Crossing a territory where there were no bridges across rivers—indeed not much of a road or even a trail to follow—took Slade and the volunteers who went with him roughly five months to travel from Alder Gulch to Fort Benton on the Missouri River, and then return with supplies for the town. This undertaking, completed in early November 1863, made Jack Slade a real hero in the eyes of the people who called Virginia City and Nevada City home.
Hailed a hero, Slade had a brief period of quiet living before he squared off in an argument with a local lumberman. Bystanders kept the situation from turning to gunplay, but a vigilance committee had already been formed in the community, and those men kept a close eye on Jack Slade. Eventually, they sent him a message to leave town. Before doing so, Slade resorted to his old ways: getting drunk; becoming loud and obnoxious; accosting men, possibly a woman; causing a milk wagon to overturn and spill its load; and with others, he shot up the town.
The people in Virginia City refused to put up with this kind of behavior. The vigilance committee, known as the Committee of 100, took Slade into “custody” in the night hours of March 10 or March 11. They sent him to the judge, whom he tried to shoot using a formerly concealed Derringer. Warned to leave town permanently, Slade may have finally realized he had placed himself, yet again, in an extremely dangerous situation. What he likely did not recognize was the fact that this time would be his last.

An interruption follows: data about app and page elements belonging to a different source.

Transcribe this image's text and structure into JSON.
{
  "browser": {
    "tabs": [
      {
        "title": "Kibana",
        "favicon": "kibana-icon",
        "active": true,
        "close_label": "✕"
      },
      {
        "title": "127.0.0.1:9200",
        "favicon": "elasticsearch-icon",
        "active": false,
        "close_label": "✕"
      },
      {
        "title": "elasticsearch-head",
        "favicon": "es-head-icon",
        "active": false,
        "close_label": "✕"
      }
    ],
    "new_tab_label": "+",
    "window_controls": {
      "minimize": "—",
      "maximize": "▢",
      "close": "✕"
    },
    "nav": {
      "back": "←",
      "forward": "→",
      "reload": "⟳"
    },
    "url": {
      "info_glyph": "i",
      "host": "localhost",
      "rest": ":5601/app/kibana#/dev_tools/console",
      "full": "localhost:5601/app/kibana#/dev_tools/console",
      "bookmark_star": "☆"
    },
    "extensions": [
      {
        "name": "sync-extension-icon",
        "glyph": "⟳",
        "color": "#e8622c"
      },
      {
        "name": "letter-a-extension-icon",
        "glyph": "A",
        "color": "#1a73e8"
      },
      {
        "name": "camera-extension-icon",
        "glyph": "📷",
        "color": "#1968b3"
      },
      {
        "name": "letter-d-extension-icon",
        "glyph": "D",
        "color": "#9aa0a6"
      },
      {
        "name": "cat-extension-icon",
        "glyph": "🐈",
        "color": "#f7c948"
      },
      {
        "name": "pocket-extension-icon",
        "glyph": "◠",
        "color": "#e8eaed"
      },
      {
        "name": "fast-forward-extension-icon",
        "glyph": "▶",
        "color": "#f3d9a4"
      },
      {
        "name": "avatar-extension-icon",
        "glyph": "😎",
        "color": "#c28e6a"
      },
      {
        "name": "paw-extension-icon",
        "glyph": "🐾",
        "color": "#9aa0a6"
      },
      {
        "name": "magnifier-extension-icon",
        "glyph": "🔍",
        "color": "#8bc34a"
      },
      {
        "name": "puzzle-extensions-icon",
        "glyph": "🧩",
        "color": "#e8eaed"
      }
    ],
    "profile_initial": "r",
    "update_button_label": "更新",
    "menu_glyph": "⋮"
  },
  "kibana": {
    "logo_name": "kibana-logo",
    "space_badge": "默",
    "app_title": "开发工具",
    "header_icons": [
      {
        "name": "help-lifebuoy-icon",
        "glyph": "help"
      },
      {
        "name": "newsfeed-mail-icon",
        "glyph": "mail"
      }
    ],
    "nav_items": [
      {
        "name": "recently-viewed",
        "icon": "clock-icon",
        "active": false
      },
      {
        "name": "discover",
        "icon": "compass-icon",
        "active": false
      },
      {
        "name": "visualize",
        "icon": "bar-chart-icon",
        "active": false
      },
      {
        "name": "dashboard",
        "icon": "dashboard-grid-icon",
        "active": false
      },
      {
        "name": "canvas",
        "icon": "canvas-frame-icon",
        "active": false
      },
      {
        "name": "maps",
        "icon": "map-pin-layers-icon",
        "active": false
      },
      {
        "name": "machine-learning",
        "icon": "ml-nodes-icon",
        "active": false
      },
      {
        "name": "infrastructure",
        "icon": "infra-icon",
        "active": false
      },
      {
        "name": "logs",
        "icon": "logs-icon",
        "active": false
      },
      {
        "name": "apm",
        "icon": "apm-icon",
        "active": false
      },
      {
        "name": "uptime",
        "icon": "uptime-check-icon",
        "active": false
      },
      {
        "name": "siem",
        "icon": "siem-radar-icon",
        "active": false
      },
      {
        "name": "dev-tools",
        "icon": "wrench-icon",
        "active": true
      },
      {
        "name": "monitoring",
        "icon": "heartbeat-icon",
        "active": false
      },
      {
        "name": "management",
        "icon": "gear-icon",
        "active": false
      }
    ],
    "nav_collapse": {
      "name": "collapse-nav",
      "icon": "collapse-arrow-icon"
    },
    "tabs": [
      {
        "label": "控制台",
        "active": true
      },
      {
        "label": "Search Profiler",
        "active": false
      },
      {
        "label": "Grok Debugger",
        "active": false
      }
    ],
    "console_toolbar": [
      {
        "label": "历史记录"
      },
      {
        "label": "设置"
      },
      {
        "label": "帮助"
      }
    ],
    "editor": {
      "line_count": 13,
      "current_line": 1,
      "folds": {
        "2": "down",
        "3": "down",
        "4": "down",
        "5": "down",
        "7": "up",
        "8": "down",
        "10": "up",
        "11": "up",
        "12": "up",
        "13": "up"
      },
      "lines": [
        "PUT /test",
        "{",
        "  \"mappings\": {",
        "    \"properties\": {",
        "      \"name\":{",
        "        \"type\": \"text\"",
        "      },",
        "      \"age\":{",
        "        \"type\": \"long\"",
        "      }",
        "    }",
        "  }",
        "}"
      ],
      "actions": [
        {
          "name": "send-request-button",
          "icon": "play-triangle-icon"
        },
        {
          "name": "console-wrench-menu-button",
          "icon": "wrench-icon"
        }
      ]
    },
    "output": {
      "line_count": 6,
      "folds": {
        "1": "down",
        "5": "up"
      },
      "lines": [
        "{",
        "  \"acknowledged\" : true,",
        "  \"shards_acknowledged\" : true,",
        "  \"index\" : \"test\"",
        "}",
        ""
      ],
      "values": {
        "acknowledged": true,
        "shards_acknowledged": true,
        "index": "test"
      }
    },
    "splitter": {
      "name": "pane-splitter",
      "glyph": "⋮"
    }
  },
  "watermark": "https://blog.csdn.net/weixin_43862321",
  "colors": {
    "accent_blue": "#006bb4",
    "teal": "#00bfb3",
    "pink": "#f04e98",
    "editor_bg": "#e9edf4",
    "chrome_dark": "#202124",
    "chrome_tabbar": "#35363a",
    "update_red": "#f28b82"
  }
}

Angry miners came to town, but members of the Committee of 100 took Slade into custody once again and hanged him before Virginia could be summoned from the ranch. (Remember Williams, who Slade went the rounds with in Julesburg? He was the leader of these vigilantes.)
Virginia later claimed her husband’s body and set off to take it to his hometown of Carlyle, Illinois, for burial. She got as far as Salt Lake City, Utah, when the deterioration of the improperly preserved body led her to inter the remains in the city cemetery.
Almost certainly, Jack Slade’s best days were when he was organizing freight operations, both along the Central Overland Trail from Julesburg to Fort Bridger, and later in the Virginia City area. When challenged with a big operation, he set aside alcohol and his temper, demonstrating capable leadership. But his two-sided personality also turned to violence as he used both his fists, and more often his guns, to settle any issue, staking a reputation as one of the West’s toughest toughs.
Could he stroll into Virginia City today, he’d almost certainly invite you to join him for a drink at the Bale of Hay Saloon or to enjoy a show at the adjacent theater.